- The Protagonist acts, not just thinking, observing, or passively participating. If she’s sitting in a coffee shop working on a term paper and there’s a hold-up, then make sure this hold-up affects her goals. Maybe she acts small to avoid notice. Maybe she argues with them. Maybe they try to steal her laptop with the term paper and she goes ballistic. But if the scene is, “while she’s sitting there, robbers come in, hold up the barista, steal her laptop, and she thinks about lunch,” then you might have an issue.
- The Protagonist has a certain mood or emotional state. “Glad to be in the scene,” is not a valid state. Happy, sad, curious, concerned, frightened, envious, lustful, disgusted, what is their state? Is it clear?
Character Scene Structure Goals
- Include at least one character acting on their goals. Without a character, you are just writing exposition, which can be interesting but it’s not a scene.
- Characters must come alive on the page. Gestures, expressions, speech patterns, clothing, body language, inner thoughts, all these things can be used to reveal your character’s goals and current mood. If you were observing the scene, what would you notice about the character? If your character is the POV character, what would they notice about themselves? Others?

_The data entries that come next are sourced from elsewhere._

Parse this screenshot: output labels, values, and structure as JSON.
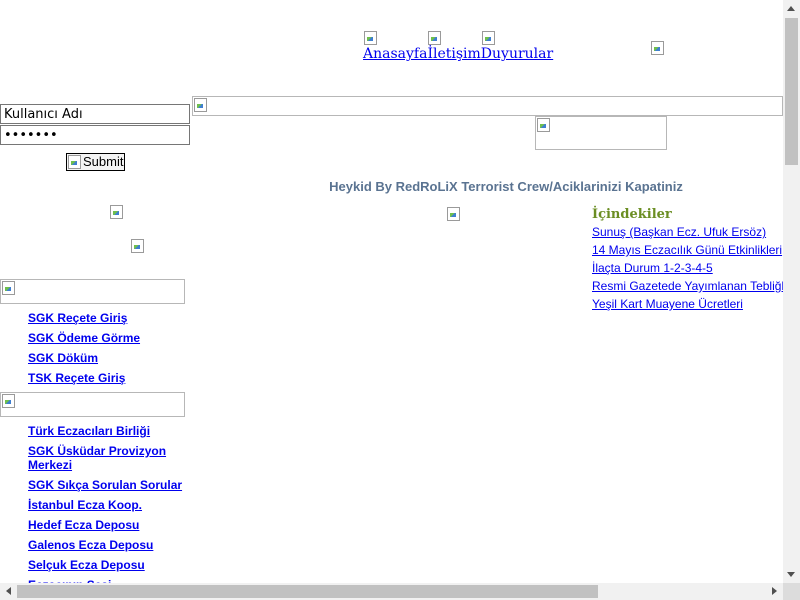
{
  "top_nav": [
    {
      "label": "Anasayfa"
    },
    {
      "label": "İletişim"
    },
    {
      "label": "Duyurular"
    }
  ],
  "login": {
    "username_value": "Kullanıcı Adı",
    "password_value": "•••••••",
    "submit_label": "Submit"
  },
  "main": {
    "heading": "Heykid By RedRoLiX Terrorist Crew/Aciklarinizi Kapatiniz"
  },
  "toc": {
    "title": "İçindekiler",
    "items": [
      {
        "label": "Sunuş (Başkan Ecz. Ufuk Ersöz)"
      },
      {
        "label": "14 Mayıs Eczacılık Günü Etkinlikleri"
      },
      {
        "label": "İlaçta Durum 1-2-3-4-5"
      },
      {
        "label": "Resmi Gazetede Yayımlanan Tebliğler"
      },
      {
        "label": "Yeşil Kart Muayene Ücretleri"
      }
    ]
  },
  "sidebar": {
    "group1": [
      {
        "label": "SGK Reçete Giriş"
      },
      {
        "label": "SGK Ödeme Görme"
      },
      {
        "label": "SGK Döküm"
      },
      {
        "label": "TSK Reçete Giriş"
      }
    ],
    "group2": [
      {
        "label": "Türk Eczacıları Birliği"
      },
      {
        "label": "SGK Üsküdar Provizyon Merkezi"
      },
      {
        "label": "SGK Sıkça Sorulan Sorular"
      },
      {
        "label": "İstanbul Ecza Koop."
      },
      {
        "label": "Hedef Ecza Deposu"
      },
      {
        "label": "Galenos Ecza Deposu"
      },
      {
        "label": "Selçuk Ecza Deposu"
      },
      {
        "label": "Eczacının Sesi"
      }
    ]
  }
}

- Her actions must match her mood and goals. Characters act for specific reasons. If your character’s dog just died, she’s probably not going to be that excited about going out on a date with a stranger. She’s going to act mopey and depressed, and her goal may be to exit the date as soon as possible.

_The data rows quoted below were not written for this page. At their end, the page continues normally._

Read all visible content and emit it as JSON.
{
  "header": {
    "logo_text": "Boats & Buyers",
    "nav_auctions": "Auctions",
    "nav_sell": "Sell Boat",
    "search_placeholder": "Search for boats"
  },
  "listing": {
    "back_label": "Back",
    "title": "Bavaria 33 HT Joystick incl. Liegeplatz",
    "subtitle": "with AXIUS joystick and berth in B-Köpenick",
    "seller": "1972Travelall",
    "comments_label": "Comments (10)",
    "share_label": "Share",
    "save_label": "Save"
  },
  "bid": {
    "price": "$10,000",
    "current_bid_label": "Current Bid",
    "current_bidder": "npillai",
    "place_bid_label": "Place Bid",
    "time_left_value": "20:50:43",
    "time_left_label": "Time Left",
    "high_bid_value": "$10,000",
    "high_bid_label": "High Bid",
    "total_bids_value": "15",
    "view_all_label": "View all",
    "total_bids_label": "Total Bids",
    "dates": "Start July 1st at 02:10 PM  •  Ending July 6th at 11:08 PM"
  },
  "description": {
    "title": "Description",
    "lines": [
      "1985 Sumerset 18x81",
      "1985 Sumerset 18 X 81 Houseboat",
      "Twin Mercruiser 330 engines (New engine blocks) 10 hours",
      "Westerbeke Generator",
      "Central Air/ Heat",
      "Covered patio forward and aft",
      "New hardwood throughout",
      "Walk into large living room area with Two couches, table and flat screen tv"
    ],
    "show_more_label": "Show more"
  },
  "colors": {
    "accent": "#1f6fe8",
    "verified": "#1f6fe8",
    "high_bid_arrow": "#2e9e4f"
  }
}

- Stories are about people who go out and do things and learn from their mistakes. Whereas most of us spend our lives sitting in front of the TV, reading books, or farting around on the Internet, fictional characters live eventful lives and go out and do interesting things and meet interesting people. So a scene where your character watches TV or reads or plays Farmville is not going to cut it. Cut it.

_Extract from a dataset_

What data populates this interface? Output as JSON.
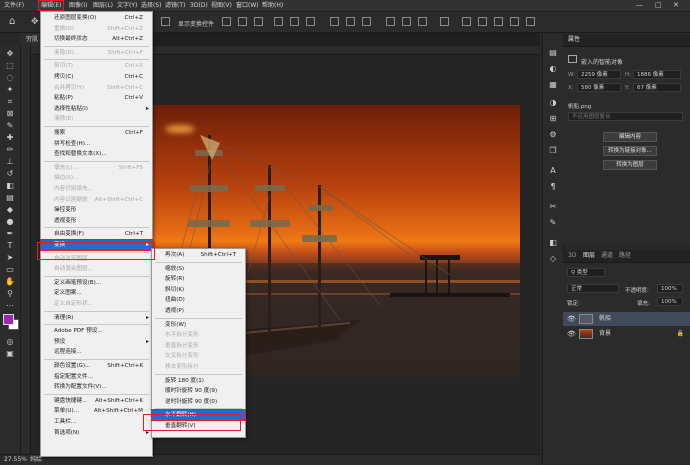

- Don’t explicitly explain motivations and backstory or write detailed character profiles in your scene. Let the character’s action speak for themselves, and only fill in backstory when absolutely necessary.
- Every character in your scene will have differing goals, even when they agree. This also helps distinguish your characters from one another. If you find you have two characters who essentially want the same thing, consider combining them into one character.
- Avoid writing character actions “because this needs to happen now.” Keep your characters consistent, but not completely predictable because that’s boring. Make them have unique approaches to solving their problems, but their goals should be fairly universal, like eating, making friends, avoiding zombies, etc.
- Reacting ≠ Acting. Even if your character is being chased by evil hordes of zombies, give him a specific escape goal like climbing to a roof or reaching the zombie-proof über-tank. Sitting there getting your feelings hurt is not acting. Sitting there getting your feelings hurt and plotting sweet revenge is better.
What are your characters trying to accomplish in a given Scene? How do you show the reader?
*POV Point Of View. We’ll get into POV in another installment.